Being out of our comfort zone in a new learning environment is not always easy and can leave us feeling out of sorts when it comes to interacting with others. We’ve teamed up with student living specialist, Scape, and its Communication Expert, Gwyneth Doherty-Sneddon, to put together a few tips that will help your confidence bounce back when it comes to communicating effectively in the ‘new normal’ of online lectures.
If you think about it, large lecture halls are far more daunting spaces to acknowledge others and put your hand up to share thoughts and questions – so use the new virtual format to your advantage!
The virtual lecture format means you get to see people’s faces more than you would do when you are turned towards a lecturer in a lecture theatre. Why not make the most of this new opportunity and take the time to greet and speak with your fellow students before and after the lecture takes place?
Student forums are also a great place to introduce yourself to others on your course. If one hasn’t been set up already, you can always set one up online or use a messaging app, such as WhatsApp, to make it easier to study, spitball ideas and ask for help where needed from course mates. Good communication results from connection. You’re much more likely to feel confident expressing yourself and offering your opinion in lectures once you feel personally connected to those on your course.
Don’t turn off your camera!
While turning your camera off might seem appealing to the introverted out there, it is important to be aware that it will stop you from having access to visual cues. It’s those visual cues that help us to better retrieve and remember information from others – so they are vital for killing it in those exams!
Turning your camera off also has the potential to appear rude to others, in that you’re saying, ‘I don’t mind looking at you, but I don’t want you to see me’. If you want to make a good impression, show up to show you’re engaged.
Keep the conversation two-sided
When communication is one-sided, it’s quite often easy to forget what has been said. To get the most out of your lectures, engage with your lecturer and look for opportunities to ask questions. This will allow you to clarify their points and receive feedback. By allowing the conversation to be two-sided, you – and your fellow students – will be able to take in more information and get more from the lecture.
Eye contact is not be feared
When it comes to presenting to your classmates, eye contact is bound to feel weird at times. We tend to stare at the screen in a way we would never normally stare at somebody’s face when in front of them. Don’t be put off by people staring. They will be far more focused on what’s being shown on the screen, as well as what you are saying, than actually staring directly at you.
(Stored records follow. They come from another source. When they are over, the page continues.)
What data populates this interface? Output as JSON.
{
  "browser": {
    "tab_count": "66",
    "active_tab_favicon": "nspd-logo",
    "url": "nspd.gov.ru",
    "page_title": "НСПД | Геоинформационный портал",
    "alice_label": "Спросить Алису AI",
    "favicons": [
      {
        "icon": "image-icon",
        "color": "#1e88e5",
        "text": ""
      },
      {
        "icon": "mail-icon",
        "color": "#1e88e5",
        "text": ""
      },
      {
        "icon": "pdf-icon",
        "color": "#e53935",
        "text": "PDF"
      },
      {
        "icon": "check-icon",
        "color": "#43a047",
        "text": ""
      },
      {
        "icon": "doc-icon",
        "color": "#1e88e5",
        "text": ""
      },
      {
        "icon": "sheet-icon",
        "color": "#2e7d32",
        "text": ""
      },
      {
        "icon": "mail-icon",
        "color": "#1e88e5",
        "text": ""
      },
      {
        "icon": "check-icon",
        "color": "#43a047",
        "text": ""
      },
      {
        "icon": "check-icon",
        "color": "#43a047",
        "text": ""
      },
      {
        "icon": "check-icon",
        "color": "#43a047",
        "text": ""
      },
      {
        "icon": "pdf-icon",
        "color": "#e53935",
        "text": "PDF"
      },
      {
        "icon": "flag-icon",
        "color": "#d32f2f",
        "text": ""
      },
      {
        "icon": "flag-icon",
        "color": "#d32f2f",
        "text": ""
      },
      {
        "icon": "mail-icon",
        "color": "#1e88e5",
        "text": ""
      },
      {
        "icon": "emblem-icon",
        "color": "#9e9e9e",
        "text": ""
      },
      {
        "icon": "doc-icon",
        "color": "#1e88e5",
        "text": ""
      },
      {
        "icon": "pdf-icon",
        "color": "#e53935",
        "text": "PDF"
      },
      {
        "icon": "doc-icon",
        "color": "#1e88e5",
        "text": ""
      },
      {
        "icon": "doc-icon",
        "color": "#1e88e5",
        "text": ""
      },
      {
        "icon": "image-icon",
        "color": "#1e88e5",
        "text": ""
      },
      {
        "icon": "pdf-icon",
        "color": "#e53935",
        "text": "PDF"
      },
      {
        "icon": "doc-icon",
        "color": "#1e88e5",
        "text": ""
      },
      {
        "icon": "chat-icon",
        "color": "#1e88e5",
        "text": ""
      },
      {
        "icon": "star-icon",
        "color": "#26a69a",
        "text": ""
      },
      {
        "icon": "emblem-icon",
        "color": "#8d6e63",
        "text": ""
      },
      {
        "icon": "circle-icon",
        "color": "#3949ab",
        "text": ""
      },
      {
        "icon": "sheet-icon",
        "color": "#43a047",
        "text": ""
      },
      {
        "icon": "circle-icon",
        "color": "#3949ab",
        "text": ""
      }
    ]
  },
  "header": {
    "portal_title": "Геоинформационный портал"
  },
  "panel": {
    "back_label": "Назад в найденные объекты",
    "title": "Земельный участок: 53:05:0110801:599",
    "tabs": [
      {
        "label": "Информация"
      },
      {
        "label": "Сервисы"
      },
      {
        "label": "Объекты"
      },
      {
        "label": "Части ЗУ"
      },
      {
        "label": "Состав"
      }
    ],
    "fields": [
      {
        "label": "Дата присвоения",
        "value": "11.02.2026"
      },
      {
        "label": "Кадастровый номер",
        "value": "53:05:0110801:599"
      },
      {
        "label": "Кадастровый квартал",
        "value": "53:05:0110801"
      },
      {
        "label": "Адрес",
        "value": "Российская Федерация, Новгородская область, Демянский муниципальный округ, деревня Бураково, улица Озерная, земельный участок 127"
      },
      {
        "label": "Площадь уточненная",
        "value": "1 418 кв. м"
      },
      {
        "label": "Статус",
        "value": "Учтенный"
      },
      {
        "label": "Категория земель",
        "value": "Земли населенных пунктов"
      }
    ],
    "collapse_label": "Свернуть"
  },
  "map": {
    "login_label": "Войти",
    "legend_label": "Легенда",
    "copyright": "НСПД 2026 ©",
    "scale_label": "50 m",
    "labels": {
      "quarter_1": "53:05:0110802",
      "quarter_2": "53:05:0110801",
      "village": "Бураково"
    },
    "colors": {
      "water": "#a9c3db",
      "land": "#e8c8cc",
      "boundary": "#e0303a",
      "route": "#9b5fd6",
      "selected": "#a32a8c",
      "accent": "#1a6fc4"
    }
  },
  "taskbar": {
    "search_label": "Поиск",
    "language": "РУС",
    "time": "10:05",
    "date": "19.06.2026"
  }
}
Similarly, if you don’t want to put others off, it can be kind to react to what they’re saying. It’ll show that you’re not staring at them but are instead engaged in what they say. A quick yes, no, laugh or nod isn’t going to disturb them but can reassure them that you’re focused and understanding them.